“There’s almost some sort of force field between you and him, but you can’t break through it if you want to,” said Robinson, who is not affiliated with any candidate this year. However, “I really will agree that he’s better” than in 2008.
“The easiest thing to notice is that I have yet to see Romney wear a suit in the time he’s been in Iowa,” Robinson said, noting that Romney has replaced his trademark investment banker look with jeans and window-pane checked shirts.
Analysts say that developing a personal connection with voters is often crucial for presidential candidates.
They note that, for all the optimism surrounding Romney’s campaign this year, his percentage of support in recent polls here ─ about 25 percent ─ is roughly what he received four years ago, when he ran second in the Iowa caucuses to former Arkansas Governor Mike Huckabee.
The analysts cite Democrat Bill Clinton and Republican George W. Bush, two-term presidents during the past two decades, as politicians whose ability to inspire passion among voters helped to carry them to office, and through various crises.
Obama’s place in history as the nation’s first African-American president can inspire voters, even though the man himself often can seem aloof, analysts say.
Robinson said that although Romney has softened his touch, he is “not even in the same zip code” as Clinton and Bush when it comes to popular appeal.
Not surprisingly, talk of Romney’s issues in connecting with voters is a sensitive subject with his campaign aides.
“The idea that Mitt isn’t comfortable doing retail (politics) is ridiculous,” said David Kochel, Romney’s top aide in Iowa. “He might be better in the boardroom than the beer tent, but he knows how to work a room, and it shows.”
Top Romney adviser Eric Fehrnstrom adds: “I’ve observed Mitt Romney in many settings over the years, and people are drawn to him and feel comfortable in his presence.
“They see in him someone who looks and acts like a leader. What people are hungry for these days is a strong leader who can fix the economy.”
Traces of Gore, Kennedy
As Romney last week began his homestretch sprint to Tuesday’s caucuses, he made eight campaign stops in three days.
The stops ─ in which Romney was relaxed and cheery ─ showed how far he has come as a candidate, and his ongoing challenges.
During an event in Mason City, Iowa, at the indoor artificial recreation of the 1912 town from the Broadway musical and movie “The Music Man,” a boy asked Romney whether running for president is hard.
“If you get the chance to do it, make sure you do it. Win or lose, it’s a good thing to do,” Romney told the assembled crowd, many of whom seemed perplexed by the response.
At a packed diner in Cedar Falls, some reporters overheard Romney joking with a supporter that the best part of running for president is, “You get to hug all the girls and not get in trouble.”
There are traces of former Democratic candidates Al Gore and John Kerry in Romney, who at times displays the apparent aloofness attributed to Gore or the woodenness for which Kerry was known.
And like Gore and Kerry, Romney ─ the son of George Romney, a former Michigan governor, American Motors CEO and Housing and Urban Development secretary ─ can seem awkward trying to identify with middle-class voters whose backgrounds are much less privileged than his own.
At a coffee shop rally in Muscatine, Iowa, this week, Romney, a multimillionaire and founder of an investment firm, told the crowd that he had “lived the American dream.”
What Romney lacks in his ability to connect with the audience, his top surrogate on the campaign trail has in abundance.
Ann Romney, his wife of 42 years, is a savvy, charming and gifted speaker who talks to the crowd with authority and humor.
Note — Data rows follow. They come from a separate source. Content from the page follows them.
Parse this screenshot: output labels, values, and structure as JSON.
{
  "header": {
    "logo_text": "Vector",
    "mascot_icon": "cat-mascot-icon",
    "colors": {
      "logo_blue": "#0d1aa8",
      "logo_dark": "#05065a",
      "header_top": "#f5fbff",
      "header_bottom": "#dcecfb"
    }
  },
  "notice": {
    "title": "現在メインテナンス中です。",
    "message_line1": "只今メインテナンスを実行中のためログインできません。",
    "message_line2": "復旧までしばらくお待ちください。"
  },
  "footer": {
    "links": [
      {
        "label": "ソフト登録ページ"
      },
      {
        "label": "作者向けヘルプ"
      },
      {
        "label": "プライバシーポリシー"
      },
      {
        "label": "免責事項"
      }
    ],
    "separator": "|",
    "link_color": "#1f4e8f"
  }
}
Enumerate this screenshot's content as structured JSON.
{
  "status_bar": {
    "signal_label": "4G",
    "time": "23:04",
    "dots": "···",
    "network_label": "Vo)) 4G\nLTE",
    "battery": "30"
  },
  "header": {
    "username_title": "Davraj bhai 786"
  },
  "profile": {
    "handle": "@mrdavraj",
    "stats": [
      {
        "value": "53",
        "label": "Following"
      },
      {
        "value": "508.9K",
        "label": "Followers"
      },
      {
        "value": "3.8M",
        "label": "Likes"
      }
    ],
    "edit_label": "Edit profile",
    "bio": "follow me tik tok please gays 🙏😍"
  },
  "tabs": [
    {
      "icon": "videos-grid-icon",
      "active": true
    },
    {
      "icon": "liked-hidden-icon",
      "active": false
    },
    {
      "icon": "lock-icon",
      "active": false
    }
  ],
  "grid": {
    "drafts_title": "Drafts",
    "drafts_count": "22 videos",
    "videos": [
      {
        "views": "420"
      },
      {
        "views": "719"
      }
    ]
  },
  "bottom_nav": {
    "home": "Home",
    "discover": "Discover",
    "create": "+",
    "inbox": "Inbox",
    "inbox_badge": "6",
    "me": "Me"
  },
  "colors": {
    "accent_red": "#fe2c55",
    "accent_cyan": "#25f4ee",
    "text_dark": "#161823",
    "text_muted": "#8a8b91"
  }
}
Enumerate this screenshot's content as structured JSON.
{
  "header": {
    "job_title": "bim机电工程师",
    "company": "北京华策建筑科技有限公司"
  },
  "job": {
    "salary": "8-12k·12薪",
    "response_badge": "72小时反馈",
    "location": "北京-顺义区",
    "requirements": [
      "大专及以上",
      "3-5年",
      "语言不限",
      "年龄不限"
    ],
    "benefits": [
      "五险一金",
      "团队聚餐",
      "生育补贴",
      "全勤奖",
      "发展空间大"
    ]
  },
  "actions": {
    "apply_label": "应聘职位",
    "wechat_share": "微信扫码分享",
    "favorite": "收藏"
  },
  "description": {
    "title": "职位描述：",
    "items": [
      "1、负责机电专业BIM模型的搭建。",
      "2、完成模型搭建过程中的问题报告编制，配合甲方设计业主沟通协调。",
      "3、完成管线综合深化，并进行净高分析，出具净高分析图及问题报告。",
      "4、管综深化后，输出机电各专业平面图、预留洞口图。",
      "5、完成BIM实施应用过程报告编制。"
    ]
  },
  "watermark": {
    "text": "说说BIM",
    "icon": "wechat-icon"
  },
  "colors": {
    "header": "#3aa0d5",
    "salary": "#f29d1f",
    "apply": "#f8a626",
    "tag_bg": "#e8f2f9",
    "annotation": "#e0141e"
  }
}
She introduced her husband at every event this week, riffing on their five sons and 16 grandchildren and talking about what a great and reliable man her husband is.
“I can’t wait for him to get the reins on the government,” Ann Romney often says, “and turn America around.”